__TASK DETAILS__. Your task is to extract every entry that follows word for word while excluding the pictures.

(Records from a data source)
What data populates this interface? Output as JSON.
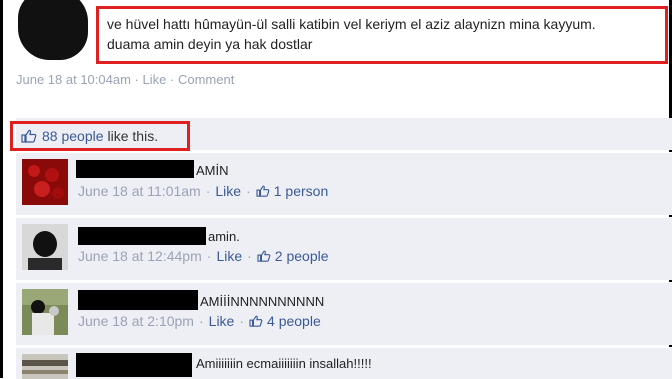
{
  "post": {
    "text_line1": "ve hüvel hattı hûmayün-ül salli katibin vel keriym el aziz alaynizn mina kayyum.",
    "text_line2": "duama amin deyin ya hak dostlar",
    "timestamp": "June 18 at 10:04am",
    "like_label": "Like",
    "comment_label": "Comment",
    "separator": "·"
  },
  "likes": {
    "count_text": "88 people",
    "suffix": "like this."
  },
  "comments": [
    {
      "text": "AMİN",
      "time": "June 18 at 11:01am",
      "like_label": "Like",
      "people": "1 person"
    },
    {
      "text": "amin.",
      "time": "June 18 at 12:44pm",
      "like_label": "Like",
      "people": "2 people"
    },
    {
      "text": "AMİİİNNNNNNNNNN",
      "time": "June 18 at 2:10pm",
      "like_label": "Like",
      "people": "4 people"
    },
    {
      "text": "Amiiiiiiin ecmaiiiiiiin insallah!!!!!"
    }
  ],
  "colors": {
    "highlight_border": "#e02020",
    "link": "#3b5998",
    "meta_text": "#9aa3b5",
    "comment_bg": "#edeff4"
  },
  "icons": {
    "like": "thumbs-up-icon"
  }
}
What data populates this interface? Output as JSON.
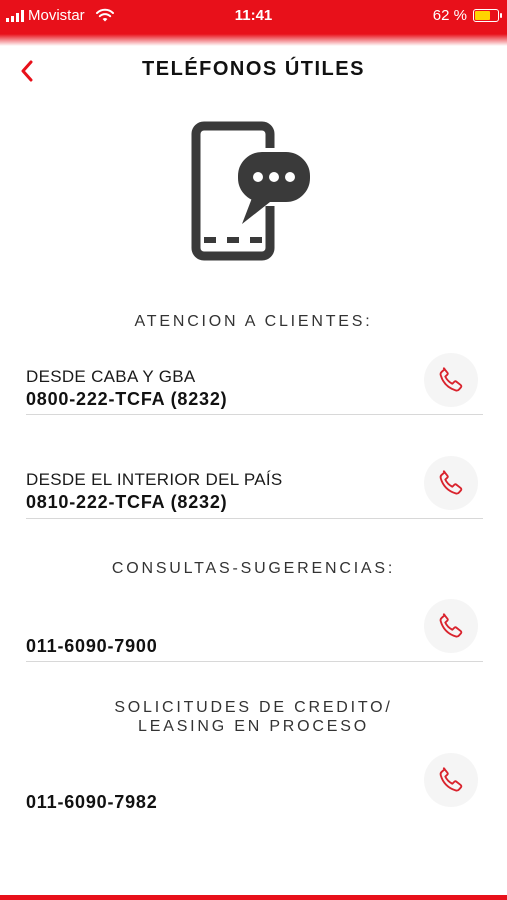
{
  "status_bar": {
    "carrier": "Movistar",
    "time": "11:41",
    "battery_percent": "62 %",
    "battery_level": 0.62,
    "signal_icon": "signal-bars-icon",
    "wifi_icon": "wifi-icon"
  },
  "header": {
    "title": "TELÉFONOS ÚTILES",
    "back_icon": "chevron-left-icon"
  },
  "hero": {
    "icon": "phone-chat-icon"
  },
  "sections": [
    {
      "title": "ATENCION A CLIENTES:",
      "entries": [
        {
          "label": "DESDE CABA Y GBA",
          "number": "0800-222-TCFA (8232)"
        },
        {
          "label": "DESDE EL INTERIOR DEL PAÍS",
          "number": "0810-222-TCFA (8232)"
        }
      ]
    },
    {
      "title": "CONSULTAS-SUGERENCIAS:",
      "entries": [
        {
          "label": "",
          "number": "011-6090-7900"
        }
      ]
    },
    {
      "title_lines": [
        "SOLICITUDES DE CREDITO/",
        "LEASING EN PROCESO"
      ],
      "entries": [
        {
          "label": "",
          "number": "011-6090-7982"
        }
      ]
    }
  ],
  "colors": {
    "brand_red": "#e8101a",
    "phone_icon": "#d9232d",
    "hero_icon": "#3a3a3a"
  },
  "call_icon": "phone-call-icon"
}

__SOLUTION TO THE PROBLEM__.
What data populates this interface? Output as JSON.
{
  "post": {
    "text_line1": "ve hüvel hattı hûmayün-ül salli katibin vel keriym el aziz alaynizn mina kayyum.",
    "text_line2": "duama amin deyin ya hak dostlar",
    "timestamp": "June 18 at 10:04am",
    "like_label": "Like",
    "comment_label": "Comment",
    "separator": "·"
  },
  "likes": {
    "count_text": "88 people",
    "suffix": "like this."
  },
  "comments": [
    {
      "text": "AMİN",
      "time": "June 18 at 11:01am",
      "like_label": "Like",
      "people": "1 person"
    },
    {
      "text": "amin.",
      "time": "June 18 at 12:44pm",
      "like_label": "Like",
      "people": "2 people"
    },
    {
      "text": "AMİİİNNNNNNNNNN",
      "time": "June 18 at 2:10pm",
      "like_label": "Like",
      "people": "4 people"
    },
    {
      "text": "Amiiiiiiin ecmaiiiiiiin insallah!!!!!"
    }
  ],
  "colors": {
    "highlight_border": "#e02020",
    "link": "#3b5998",
    "meta_text": "#9aa3b5",
    "comment_bg": "#edeff4"
  },
  "icons": {
    "like": "thumbs-up-icon"
  }
}
What data populates this interface? Output as JSON.
{
  "status_bar": {
    "carrier": "Movistar",
    "time": "11:41",
    "battery_percent": "62 %",
    "battery_level": 0.62,
    "signal_icon": "signal-bars-icon",
    "wifi_icon": "wifi-icon"
  },
  "header": {
    "title": "TELÉFONOS ÚTILES",
    "back_icon": "chevron-left-icon"
  },
  "hero": {
    "icon": "phone-chat-icon"
  },
  "sections": [
    {
      "title": "ATENCION A CLIENTES:",
      "entries": [
        {
          "label": "DESDE CABA Y GBA",
          "number": "0800-222-TCFA (8232)"
        },
        {
          "label": "DESDE EL INTERIOR DEL PAÍS",
          "number": "0810-222-TCFA (8232)"
        }
      ]
    },
    {
      "title": "CONSULTAS-SUGERENCIAS:",
      "entries": [
        {
          "label": "",
          "number": "011-6090-7900"
        }
      ]
    },
    {
      "title_lines": [
        "SOLICITUDES DE CREDITO/",
        "LEASING EN PROCESO"
      ],
      "entries": [
        {
          "label": "",
          "number": "011-6090-7982"
        }
      ]
    }
  ],
  "colors": {
    "brand_red": "#e8101a",
    "phone_icon": "#d9232d",
    "hero_icon": "#3a3a3a"
  },
  "call_icon": "phone-call-icon"
}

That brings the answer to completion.